An insight into what and where crypto regulations can and probably should be.
Cryptocurrency has evolved from being regarded as an online fad to becoming a major part of a new technological as well as financial phase of development in the world.
2021 saw an increased interest across countries in the crypto, defi and blockchain industry. It is interesting to see how the perception of cryptocurrency has shifted from being regarded as a “scam” to being the bedrock of the new digital ecosystem and most recently the metaverse.
However, there is still considerable pushback from individuals, institutions and governments; and a major reason for this is the lack of regulations guiding the operation of cryptocurrency.
Cryptocurrency is run on the premise of decentralized finance (commonly known as DeFi). DeFi lets you do most things banks typically offer like trade assets, earn interest and so on - but quicker and without third party services and a mountain of paperwork. This absence of a centralized system poses a problem to regulatory bodies. To buttress this, here are the current regulations on ground in several countries:
Although a significant number of blockchain companies and cryptocurrency investors are based in the US, the country still doesn’t have a fully-defined regulatory framework for crypto as an asset class.
Cryptocurrency is regarded as a security by the Securities and Exchange Commission (SEC) while the Commodity Futures Trading Commission (CFTC) classifies Bitcoin a commodity, and the Treasury calls it a currency.
For tax purposes, the Internal Revenue Service (IRS) categorizes cryptocurrencies as property. Crypto exchanges are required to comply with combating the financing of terrorism (CFT) and anti-money laundering(AML) obligations.
In the U.K, cryptocurrency is regarded as property but not legal tender. Crypto exchanges are required to register with the U.K. Financial Conduct Authority (FCA). This regulatory body also has cryptocurrency-specific exigencies related to know-your-customer (KYC), CFT AND AML obligations. Despite the fact that investors still pay capital gains tax on profits from crypto trading, taxability majorly hinges on who and what crypto activities are carried out.
In most countries within the European Union (EU), cryptocurrency is legal and each member country has control over exchange governance within its jurisdiction. Regarding taxation, it varies from country to country within the EU.
In September 2020, the European Commission put forth the Markets in Crypto-Assets Regulation (MiCA)—in a bid to tighten consumer protection, provide new licensing standards and establish defined cryptocurrency industry appropriate conduct.
Some countries like Bolivia, China and Egypt have totally banned the use or exchange of cryptocurrency while others like Nigeria, India and Turkey have restricted the use of or partially placed bans on crypto use.
With this lack of uniformity across countries, it is clear to see why the regulation conversation around cryptocurrency keeps going back and forth.
Nonetheless, the value of the cryptocurrency market continues to rise and gather momentum. As at December 2o21, cryptocurrency hit nearly $2.trillion in value, a huge leap from the nearly $16 billion market it was at 5 years ago.

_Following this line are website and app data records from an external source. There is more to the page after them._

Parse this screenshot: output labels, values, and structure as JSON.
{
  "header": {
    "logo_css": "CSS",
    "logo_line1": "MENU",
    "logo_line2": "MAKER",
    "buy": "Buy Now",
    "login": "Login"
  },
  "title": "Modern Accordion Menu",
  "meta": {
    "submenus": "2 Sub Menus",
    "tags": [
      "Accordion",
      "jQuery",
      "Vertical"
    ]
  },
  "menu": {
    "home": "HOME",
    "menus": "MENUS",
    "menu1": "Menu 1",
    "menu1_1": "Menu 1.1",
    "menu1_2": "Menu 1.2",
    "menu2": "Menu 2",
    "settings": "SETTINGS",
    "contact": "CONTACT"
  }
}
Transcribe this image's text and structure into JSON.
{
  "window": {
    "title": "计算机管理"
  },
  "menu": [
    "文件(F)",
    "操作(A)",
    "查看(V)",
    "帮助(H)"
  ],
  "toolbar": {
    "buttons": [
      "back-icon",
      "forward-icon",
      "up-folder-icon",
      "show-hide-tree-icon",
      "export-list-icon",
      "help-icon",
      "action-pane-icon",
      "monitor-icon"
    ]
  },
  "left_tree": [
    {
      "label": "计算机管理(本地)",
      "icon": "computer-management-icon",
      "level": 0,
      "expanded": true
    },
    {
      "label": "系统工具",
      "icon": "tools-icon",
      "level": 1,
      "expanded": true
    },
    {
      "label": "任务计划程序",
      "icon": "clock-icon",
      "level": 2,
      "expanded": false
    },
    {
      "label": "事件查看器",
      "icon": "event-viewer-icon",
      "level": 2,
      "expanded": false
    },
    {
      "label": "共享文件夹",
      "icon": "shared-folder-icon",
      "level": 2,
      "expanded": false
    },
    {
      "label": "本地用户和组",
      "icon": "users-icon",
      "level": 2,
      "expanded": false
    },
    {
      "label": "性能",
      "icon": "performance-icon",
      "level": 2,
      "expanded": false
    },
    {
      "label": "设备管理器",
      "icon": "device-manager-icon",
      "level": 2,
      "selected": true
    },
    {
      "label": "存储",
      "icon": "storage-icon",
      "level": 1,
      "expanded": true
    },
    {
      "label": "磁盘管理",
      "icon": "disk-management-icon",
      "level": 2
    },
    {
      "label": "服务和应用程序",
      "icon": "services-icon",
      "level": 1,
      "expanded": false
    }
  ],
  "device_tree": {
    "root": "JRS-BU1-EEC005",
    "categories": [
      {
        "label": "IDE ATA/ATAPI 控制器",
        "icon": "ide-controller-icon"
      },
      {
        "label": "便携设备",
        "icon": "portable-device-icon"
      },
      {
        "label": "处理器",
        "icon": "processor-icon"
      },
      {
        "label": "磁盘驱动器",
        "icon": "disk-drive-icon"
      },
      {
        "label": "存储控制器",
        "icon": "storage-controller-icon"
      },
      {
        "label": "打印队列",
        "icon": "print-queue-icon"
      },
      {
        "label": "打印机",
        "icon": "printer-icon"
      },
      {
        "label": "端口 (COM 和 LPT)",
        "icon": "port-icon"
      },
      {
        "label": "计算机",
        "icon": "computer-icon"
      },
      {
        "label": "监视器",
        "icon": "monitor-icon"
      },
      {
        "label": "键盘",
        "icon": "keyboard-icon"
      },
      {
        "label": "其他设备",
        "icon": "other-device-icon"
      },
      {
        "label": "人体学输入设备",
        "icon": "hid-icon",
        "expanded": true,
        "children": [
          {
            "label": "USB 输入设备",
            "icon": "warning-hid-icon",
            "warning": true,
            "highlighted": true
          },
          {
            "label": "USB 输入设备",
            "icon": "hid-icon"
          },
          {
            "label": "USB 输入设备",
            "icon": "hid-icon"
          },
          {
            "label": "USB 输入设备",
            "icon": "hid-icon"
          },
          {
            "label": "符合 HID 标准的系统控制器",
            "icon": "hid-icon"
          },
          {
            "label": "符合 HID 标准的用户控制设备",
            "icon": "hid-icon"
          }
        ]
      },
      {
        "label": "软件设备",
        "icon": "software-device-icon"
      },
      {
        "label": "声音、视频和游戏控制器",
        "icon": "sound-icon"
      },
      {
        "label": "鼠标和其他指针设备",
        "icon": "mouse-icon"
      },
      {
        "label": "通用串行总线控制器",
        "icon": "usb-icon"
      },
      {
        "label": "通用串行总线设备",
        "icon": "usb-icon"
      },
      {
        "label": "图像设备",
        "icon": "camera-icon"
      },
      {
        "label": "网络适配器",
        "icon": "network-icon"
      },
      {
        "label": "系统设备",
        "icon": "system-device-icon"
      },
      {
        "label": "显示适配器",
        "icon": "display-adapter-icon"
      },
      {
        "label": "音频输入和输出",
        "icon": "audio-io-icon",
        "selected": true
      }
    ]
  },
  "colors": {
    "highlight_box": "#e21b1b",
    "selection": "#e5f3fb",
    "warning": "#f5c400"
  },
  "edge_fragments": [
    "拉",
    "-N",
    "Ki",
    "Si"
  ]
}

While this may seem small when compared to the global fiat money market value, it is very impressive for a new digital asset class. To top it off, cryptocurrency hits an average annual growth rate of over 150%.
These growth margins and the potential for what cryptocurrency will (probably) inevitably become highlights the need for proper regulation to be set in place and agreed upon across continents. Governments, policymakers, financial services firms, fintechs and regulators need to figure out how to implement regulations that will offer user protection without stifling market growth.
THE FUTURE OF CRYPTOCURRENCY REGULATIONS
The future of cryptocurrency regulations and what it should look like is summed up in this excerpt from a speech by Carolyn A. Wilkins, external member of the Financial Policy Committee, Bank of England.
“...Crypto assets are the bedrock of the emerging financial ecosystem, so supporting consumer protection and financial soundness is the first order of business for regulators. We must recognise that the opportunities and risks extend well past the crypto assets themselves to encompass a rapidly expanding range of financial services. The future of this new frontier depends critically on the regulatory response to these new activities and how fast the traditional financial system modernizes. To get the most out of these innovations, we need to modernize our legal and regulatory frameworks so that businesses and investors have clear and predictable rules of the game, and the risks to the financial system are managed. This will take major investments in domestic and cross-border payments, as well as digital governance. If we do that, we will realize the promise of reinvention and expansion for those who rely on efficient and trustworthy financial services.”
Cryptocurrency is here to stay and it keeps proving this year after year. Despite its volatility and the rise of crypto-related illegal activity, the market has solidified itself as one of the cornerstones of the new online ecosystem.
Now more than ever, there is a need for regulators to come together to put structures in place to ease the inevitable expansion and transition that would be brought by cryptocurrency, decentralized finance, blockchain and web3.
Disclaimer: this article was written by the writer to provide guidance and understanding of cryptocurrency trading. It is not an exhaustive list and should not be taken as financial advice. Obiex Finance will not be held liable for your investment decisions.